I’m listening to Elizabeth Gilbert’s audiobook, Big Magic, again. This morning I heard one of my favorite quotes, the one where she talks about the discussion she has with the fearful part of herself that makes itself known whenever she embarks on a new creative venture. I like how Elizabeth addresses the fear directly, as an entity that is outside of herself, who will always pipe up with a barrage of unhelpful advice, when faced with something new. A new job, a new street, a new relationship, a new artistic project. "Dear Fear,” she begins.
She doesn’t try to ban the fear, she accepts its presence on her creative journey. She bids it welcome and tells it she knows it is trying to protect her and that it will insist on coming along for the ride. She does, however, set several important ground rules. First and foremost she does not let it drive.
I walk the tightrope between the opposing forces of risk and fear. My fearful side is quite noisy, but I am learning to coexist with it, instead of trying to stuff it in the trunk or letting it plot the course. (Seriously, my fear would never let me leave the house. It doesn’t think it’s safe to go anywhere.) I used to wonder what happened to the part of me who travelled in Greece alone and once hopped on a train hoping it was going in the right direction. But I realize that I drew on that part to switch careers in midlife, after earning my livelihood in theater for 25 years. My risk-taking courageous side accompanies me every time I take a new class, or apply for a grant, or figure out a new skill on the computer. I have a desire, an impulse, an inkling and my inner adventurer whispers in my ear, “Why not?”

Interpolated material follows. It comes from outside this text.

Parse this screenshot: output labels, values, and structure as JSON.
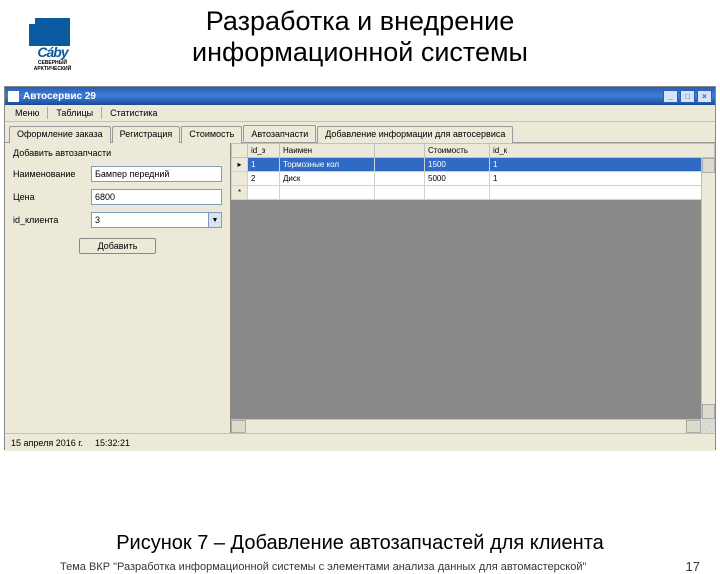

When I consider the films that I’ve made with Mountain Girl Media I can see that I’ve chronicled the stories of other people’s adventures. The impulse to solo hike the AT, to take a beloved hobby and turn it into a business, to do something significant about the environment. Fear isn’t our only companion on the creative journeys we take. Curiosity, excitement, and joy, all come along for the ride.